Information provided
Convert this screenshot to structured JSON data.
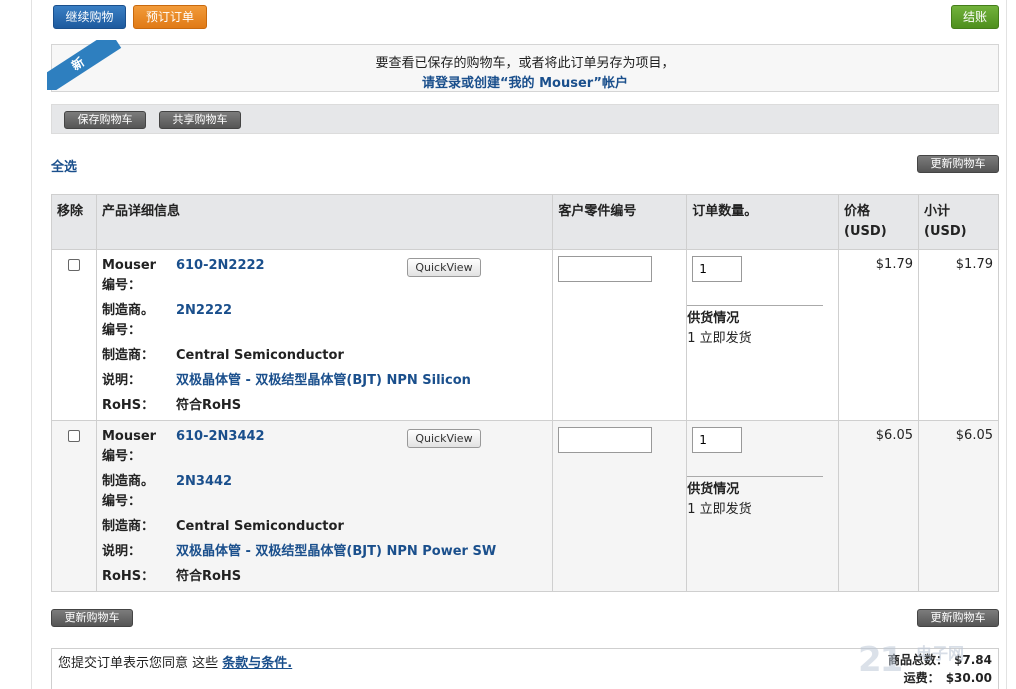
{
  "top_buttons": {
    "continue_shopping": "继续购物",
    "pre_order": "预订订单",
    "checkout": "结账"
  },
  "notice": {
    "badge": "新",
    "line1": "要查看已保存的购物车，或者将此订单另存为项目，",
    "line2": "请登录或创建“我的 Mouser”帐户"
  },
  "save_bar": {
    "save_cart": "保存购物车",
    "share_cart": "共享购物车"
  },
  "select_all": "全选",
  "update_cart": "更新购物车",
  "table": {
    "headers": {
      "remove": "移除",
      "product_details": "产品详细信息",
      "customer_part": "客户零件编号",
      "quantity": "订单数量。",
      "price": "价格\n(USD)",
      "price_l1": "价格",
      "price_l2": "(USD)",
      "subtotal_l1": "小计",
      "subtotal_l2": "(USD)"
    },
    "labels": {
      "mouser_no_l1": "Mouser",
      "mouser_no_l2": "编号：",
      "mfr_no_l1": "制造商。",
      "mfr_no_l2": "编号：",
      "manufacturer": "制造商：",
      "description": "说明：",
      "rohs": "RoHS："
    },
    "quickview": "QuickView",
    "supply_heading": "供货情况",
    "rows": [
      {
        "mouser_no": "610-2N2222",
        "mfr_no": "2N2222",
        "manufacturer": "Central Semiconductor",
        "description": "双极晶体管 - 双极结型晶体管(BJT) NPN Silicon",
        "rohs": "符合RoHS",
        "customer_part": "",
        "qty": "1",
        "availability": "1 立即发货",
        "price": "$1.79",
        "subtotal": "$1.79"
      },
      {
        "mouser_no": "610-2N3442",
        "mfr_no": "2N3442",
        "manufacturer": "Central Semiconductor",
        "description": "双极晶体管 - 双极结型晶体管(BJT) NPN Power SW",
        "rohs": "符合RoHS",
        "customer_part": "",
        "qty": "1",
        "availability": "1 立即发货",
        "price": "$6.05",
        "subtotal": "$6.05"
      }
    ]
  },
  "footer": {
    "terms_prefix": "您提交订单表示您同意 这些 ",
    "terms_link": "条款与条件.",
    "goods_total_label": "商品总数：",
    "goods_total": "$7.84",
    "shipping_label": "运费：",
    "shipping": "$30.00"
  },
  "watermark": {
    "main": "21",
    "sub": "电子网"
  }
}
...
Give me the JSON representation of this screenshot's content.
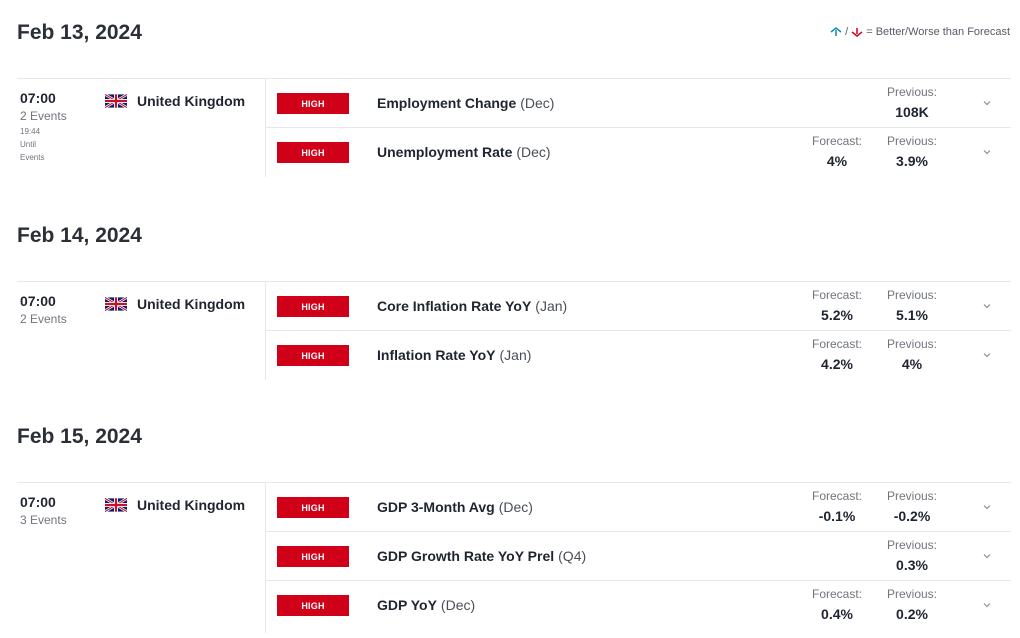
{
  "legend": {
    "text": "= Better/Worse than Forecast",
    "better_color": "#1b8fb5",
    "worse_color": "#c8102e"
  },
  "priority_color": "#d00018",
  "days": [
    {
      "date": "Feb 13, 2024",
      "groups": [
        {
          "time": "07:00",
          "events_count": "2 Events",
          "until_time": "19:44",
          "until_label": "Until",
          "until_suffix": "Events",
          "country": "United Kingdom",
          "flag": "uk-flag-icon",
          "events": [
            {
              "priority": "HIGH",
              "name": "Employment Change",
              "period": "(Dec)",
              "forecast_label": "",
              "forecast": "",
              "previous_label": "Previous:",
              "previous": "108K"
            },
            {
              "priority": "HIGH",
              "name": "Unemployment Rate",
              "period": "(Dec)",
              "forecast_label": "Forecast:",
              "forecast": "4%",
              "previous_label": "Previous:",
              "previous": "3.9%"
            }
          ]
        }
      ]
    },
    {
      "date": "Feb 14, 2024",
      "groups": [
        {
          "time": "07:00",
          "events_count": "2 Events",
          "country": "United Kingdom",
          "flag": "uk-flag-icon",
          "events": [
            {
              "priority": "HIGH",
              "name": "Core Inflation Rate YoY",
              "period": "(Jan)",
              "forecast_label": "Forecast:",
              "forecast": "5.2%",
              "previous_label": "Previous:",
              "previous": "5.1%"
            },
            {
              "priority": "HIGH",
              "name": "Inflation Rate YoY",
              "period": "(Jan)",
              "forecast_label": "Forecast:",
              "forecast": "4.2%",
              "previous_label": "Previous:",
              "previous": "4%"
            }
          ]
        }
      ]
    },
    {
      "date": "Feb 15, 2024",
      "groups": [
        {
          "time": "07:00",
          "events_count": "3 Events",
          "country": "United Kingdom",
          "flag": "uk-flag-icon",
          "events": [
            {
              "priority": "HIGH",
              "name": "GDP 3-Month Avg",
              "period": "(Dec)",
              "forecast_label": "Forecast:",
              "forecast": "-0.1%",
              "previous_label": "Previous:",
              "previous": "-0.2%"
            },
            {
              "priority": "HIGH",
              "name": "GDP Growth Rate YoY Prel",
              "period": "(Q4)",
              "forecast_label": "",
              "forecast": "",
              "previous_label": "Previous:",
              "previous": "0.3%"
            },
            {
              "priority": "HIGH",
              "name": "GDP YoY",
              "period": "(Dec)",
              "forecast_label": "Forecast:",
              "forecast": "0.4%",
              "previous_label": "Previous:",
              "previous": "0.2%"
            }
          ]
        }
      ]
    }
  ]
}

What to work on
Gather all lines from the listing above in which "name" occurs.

Result of this task
              "name": "Employment Change",
              "name": "Unemployment Rate",
              "name": "Core Inflation Rate YoY",
              "name": "Inflation Rate YoY",
              "name": "GDP 3-Month Avg",
              "name": "GDP Growth Rate YoY Prel",
              "name": "GDP YoY",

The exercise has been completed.